Part of the difficult witness for the privileged within the church is to renounce a bit of that privilege and work on behalf of the marginalized, says the co-chair of the Ferguson Commission.
Emile Nsengiyumva is a member of Westbury UMC, where he organized an African youth choir. Nsengiyumva has an entreprenerial spirit; he wants to create a comprehensive organization for African high schoolers in Houston. Photos by Mark Mulligan
Moise Mukanya, Nusura Mtendamema and Emile Nsengiyumva all experienced horrific violence in their home countries and in refugee camps before resettling in Houston.
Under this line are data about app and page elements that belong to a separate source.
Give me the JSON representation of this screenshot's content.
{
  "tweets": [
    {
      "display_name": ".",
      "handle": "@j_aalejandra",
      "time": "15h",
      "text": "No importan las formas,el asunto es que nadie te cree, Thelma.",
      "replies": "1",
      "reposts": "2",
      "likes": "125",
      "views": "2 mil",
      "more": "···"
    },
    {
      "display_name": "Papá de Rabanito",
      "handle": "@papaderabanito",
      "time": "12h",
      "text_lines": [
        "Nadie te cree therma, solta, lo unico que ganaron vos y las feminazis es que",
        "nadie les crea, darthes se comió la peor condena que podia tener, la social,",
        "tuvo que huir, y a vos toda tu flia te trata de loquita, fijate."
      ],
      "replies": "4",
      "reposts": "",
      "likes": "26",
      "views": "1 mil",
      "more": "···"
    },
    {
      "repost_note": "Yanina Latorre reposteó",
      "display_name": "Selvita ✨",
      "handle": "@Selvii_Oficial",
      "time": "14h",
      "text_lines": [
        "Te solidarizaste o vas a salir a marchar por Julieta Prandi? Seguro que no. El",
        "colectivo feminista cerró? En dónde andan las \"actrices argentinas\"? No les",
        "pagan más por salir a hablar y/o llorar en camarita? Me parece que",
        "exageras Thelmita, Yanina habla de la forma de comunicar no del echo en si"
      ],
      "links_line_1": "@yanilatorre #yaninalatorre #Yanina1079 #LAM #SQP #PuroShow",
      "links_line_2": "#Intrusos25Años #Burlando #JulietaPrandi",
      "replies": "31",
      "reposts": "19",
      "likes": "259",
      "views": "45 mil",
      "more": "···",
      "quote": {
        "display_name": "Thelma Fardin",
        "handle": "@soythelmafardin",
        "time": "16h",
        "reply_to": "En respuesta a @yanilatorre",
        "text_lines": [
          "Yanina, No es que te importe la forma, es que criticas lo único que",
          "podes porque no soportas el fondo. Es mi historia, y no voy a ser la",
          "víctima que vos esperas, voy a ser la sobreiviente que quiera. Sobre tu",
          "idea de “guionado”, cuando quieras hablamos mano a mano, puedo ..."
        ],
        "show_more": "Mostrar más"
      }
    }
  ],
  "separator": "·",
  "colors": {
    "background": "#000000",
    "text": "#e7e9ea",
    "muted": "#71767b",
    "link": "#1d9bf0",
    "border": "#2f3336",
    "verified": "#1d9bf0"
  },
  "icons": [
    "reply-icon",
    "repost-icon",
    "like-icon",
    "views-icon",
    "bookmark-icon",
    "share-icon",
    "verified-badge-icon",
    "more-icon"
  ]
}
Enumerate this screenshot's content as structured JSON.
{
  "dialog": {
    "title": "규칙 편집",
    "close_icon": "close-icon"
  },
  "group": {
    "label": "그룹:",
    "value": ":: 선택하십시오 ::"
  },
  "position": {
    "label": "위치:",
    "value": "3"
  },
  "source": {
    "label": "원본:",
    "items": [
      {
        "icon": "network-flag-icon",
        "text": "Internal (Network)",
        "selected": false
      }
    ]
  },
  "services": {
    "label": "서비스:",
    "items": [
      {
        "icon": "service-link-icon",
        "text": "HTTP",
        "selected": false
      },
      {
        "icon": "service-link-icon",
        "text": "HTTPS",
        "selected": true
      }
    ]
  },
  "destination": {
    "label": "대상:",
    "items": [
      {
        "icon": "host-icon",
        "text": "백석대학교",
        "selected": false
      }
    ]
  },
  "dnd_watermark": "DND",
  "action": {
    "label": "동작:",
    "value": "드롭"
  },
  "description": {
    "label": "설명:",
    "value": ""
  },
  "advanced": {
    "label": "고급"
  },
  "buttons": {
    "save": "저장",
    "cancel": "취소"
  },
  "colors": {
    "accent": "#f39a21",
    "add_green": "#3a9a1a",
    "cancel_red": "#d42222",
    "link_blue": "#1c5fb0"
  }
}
There they found a new home at Westbury UMC, where their presence has enriched the life of the congregation.
If the recent violence in Baltimore is all you know of Sandtown, then you do not know Sandtown. There, God is present, active and alive, says the former pastor of New Song Community Church.
Belonging is a two-way street, says a young Christian writer. Before she joins any church, she needs to hear the same words Jesus heard at the end of the walk to Emmaus: “Stay with us.”
Detail from a graphic record of a facilitated discussion in Vancouver, B.C., in which participants talked about what belonging and community mean. The artists included examples of local community development in the drawing. Illustration by Liz Etmanski and Aaron Johannes/Spectrum Consulting
People who want to help low-income communities should see them as “half-full glasses” -- places with strengths and capacities that can be built upon, says the co-developer of the asset-based community development strategy.
In a divisive time of culture wars and hot-button social issues, CityServe Portland focuses on what people have in common, bringing them together to love and serve their city.